Every year, September 10th is observed as World Suicide Prevention Day. In this regard, the Department of Psychology organized a programme in association with the Medico Pastoral Association, Bangalore – avoluntary therapeutic community that works for the rehabilitation of mentally ill persons. The event and lectures were sponsored by the Medico Pastoral Association. The theme for this year was “Stigma – A major barrier for suicide prevention”.
The programme was attended by Ms Diana Tholoor, Director, Chrysallis performance centre, Dr Joseph George, Head and Prof of Counselling, UTC, Trustees of the Medico Pastoral Association (MPA), students and faculty members of the Department of Psychology and Social Work, Christ University.

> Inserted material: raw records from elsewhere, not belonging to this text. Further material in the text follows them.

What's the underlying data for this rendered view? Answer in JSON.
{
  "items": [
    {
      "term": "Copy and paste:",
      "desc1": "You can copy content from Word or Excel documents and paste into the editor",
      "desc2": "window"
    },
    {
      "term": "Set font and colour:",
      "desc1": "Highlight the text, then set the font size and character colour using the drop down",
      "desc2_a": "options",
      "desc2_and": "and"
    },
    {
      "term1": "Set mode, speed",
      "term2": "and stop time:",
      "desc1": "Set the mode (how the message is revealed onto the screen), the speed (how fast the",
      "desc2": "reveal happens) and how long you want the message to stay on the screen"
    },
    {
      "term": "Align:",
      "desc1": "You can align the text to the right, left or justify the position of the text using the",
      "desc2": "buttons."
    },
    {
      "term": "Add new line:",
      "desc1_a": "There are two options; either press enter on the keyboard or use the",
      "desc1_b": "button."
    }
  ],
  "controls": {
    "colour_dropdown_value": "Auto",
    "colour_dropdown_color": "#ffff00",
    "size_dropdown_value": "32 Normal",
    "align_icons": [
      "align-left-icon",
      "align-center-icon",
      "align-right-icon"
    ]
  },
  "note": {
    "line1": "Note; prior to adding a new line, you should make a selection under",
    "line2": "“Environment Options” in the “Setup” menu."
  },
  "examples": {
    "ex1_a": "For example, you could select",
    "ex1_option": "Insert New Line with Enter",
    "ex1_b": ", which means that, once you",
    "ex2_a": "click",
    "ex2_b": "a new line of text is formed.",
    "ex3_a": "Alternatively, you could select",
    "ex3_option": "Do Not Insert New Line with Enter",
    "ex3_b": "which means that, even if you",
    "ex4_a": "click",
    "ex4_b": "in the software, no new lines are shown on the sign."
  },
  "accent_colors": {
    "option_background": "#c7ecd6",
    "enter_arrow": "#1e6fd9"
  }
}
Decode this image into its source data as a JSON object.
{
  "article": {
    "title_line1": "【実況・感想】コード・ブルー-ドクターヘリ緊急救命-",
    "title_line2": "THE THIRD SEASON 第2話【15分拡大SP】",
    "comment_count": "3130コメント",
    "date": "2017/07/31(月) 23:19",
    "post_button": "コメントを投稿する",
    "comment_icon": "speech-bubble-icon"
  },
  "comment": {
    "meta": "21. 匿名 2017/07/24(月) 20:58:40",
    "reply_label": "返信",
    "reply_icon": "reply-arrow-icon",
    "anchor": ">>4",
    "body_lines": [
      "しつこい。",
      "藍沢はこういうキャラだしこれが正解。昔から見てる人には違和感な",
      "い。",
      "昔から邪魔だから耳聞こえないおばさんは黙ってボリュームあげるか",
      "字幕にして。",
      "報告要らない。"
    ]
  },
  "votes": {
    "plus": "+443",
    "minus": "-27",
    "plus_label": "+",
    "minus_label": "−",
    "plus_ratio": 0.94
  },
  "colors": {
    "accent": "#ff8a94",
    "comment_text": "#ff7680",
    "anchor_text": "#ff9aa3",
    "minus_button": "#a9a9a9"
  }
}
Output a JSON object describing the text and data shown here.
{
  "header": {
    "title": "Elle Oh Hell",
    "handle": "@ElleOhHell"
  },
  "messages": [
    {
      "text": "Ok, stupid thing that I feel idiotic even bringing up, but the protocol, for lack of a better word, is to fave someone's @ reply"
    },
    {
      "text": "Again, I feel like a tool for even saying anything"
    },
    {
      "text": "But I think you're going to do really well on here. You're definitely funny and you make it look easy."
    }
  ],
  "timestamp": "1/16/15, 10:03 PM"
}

The chief guest for the event was Prof. Raghuram, Head of Psychiatry, KIMS, Bangalore. In the opening remarks of his keynote address, Prof. Raghuram referred to suicide as the ‘silent anguish’ and the alarming statistics in Bangalore which accounted for almost 15% of suicides in India, with the vulnerable population falling in the 15-24 age groups. In addition to facts and figures, the address gave invaluable insight through a poem written by a farmer just before his suicide, perspectives by eminent sociologists such as Durkheim and Goffman on the phenomenon of suicide and the stigma associated with it. He also highlighted the importance of prevention, intervention and postvention as plausible steps in addressing this issue and the alleviation of stigma in survivors of suicide. The address ended on a thoughtful note that “the stigma lies with us and we need to restore hope”.
Following this there was a debate on the theme – “Suicide prevention: The onus lies with the individual and not with society”. The debate was moderated by Dr. Elizabeth Jasmine from the Department of Psychology. The debate had two rounds – the first in which each team presented their case for or against the topic and the second round in which they went head-to head with their arguments and counterarguments. It ended with the house vote by the audience and questions and comments by the audience.

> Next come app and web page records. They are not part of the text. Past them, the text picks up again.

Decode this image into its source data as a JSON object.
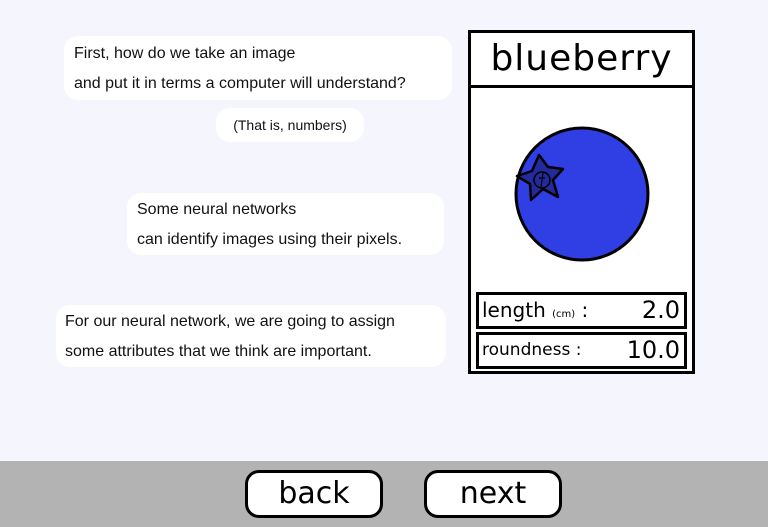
{
  "lesson": {
    "intro_line1": "First, how do we take an image",
    "intro_line2": "and put it in terms a computer will understand?",
    "aside": "(That is, numbers)",
    "pixels_line1": "Some neural networks",
    "pixels_line2": "can identify images using their pixels.",
    "attributes_line1": "For our neural network, we are going to assign",
    "attributes_line2": "some attributes that we think are important."
  },
  "card": {
    "title": "blueberry",
    "image_icon": "blueberry-icon",
    "colors": {
      "berry_fill": "#2f3fe3",
      "crown_fill": "#232a9c",
      "outline": "#000000"
    },
    "attributes": [
      {
        "label": "length",
        "unit": "(cm)",
        "separator": ":",
        "value": "2.0"
      },
      {
        "label": "roundness",
        "unit": "",
        "separator": ":",
        "value": "10.0"
      }
    ]
  },
  "nav": {
    "back_label": "back",
    "next_label": "next",
    "bar_color": "#b3b3b3"
  }
}
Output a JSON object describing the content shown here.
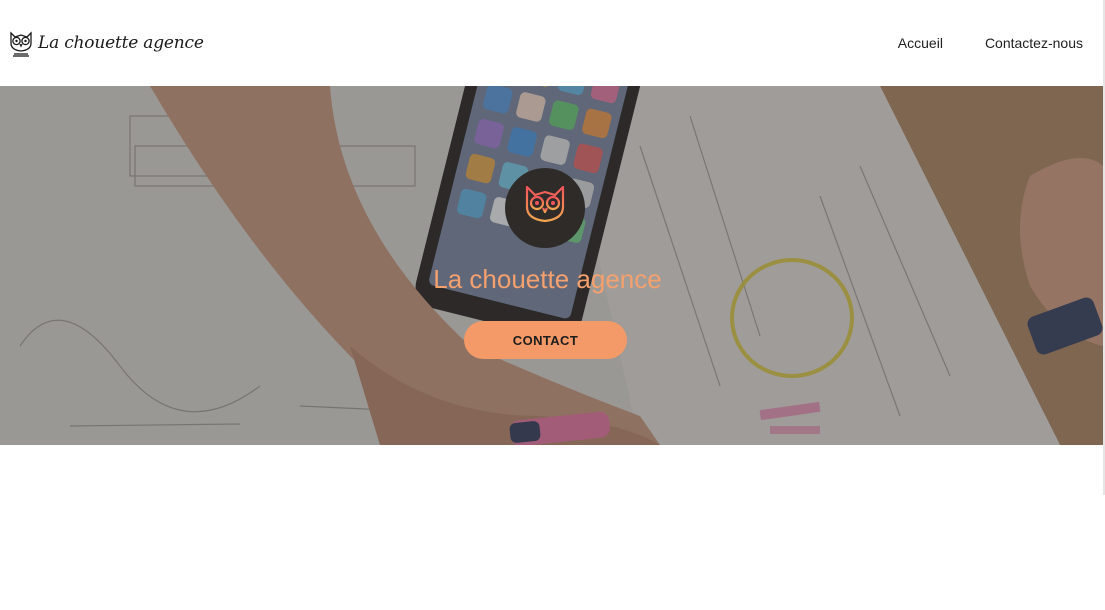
{
  "header": {
    "brand_name": "La chouette agence",
    "nav": [
      {
        "label": "Accueil"
      },
      {
        "label": "Contactez-nous"
      }
    ]
  },
  "hero": {
    "title": "La chouette agence",
    "cta_label": "CONTACT",
    "logo_icon": "owl-icon",
    "background": "photo-hands-phone-sketches"
  },
  "colors": {
    "accent": "#f39a68",
    "title": "#f4a06f",
    "logo_bg": "#2e2b29"
  }
}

The programme was well represented by all the Postgraduate and Honors students who put up skits and dance-dramas on the theme. Overall the event highlighted the demand for qualified and empathetic professionals in the field of mental health and a call to specifically address the pressing issue of suicide prevention.
Department of Psychology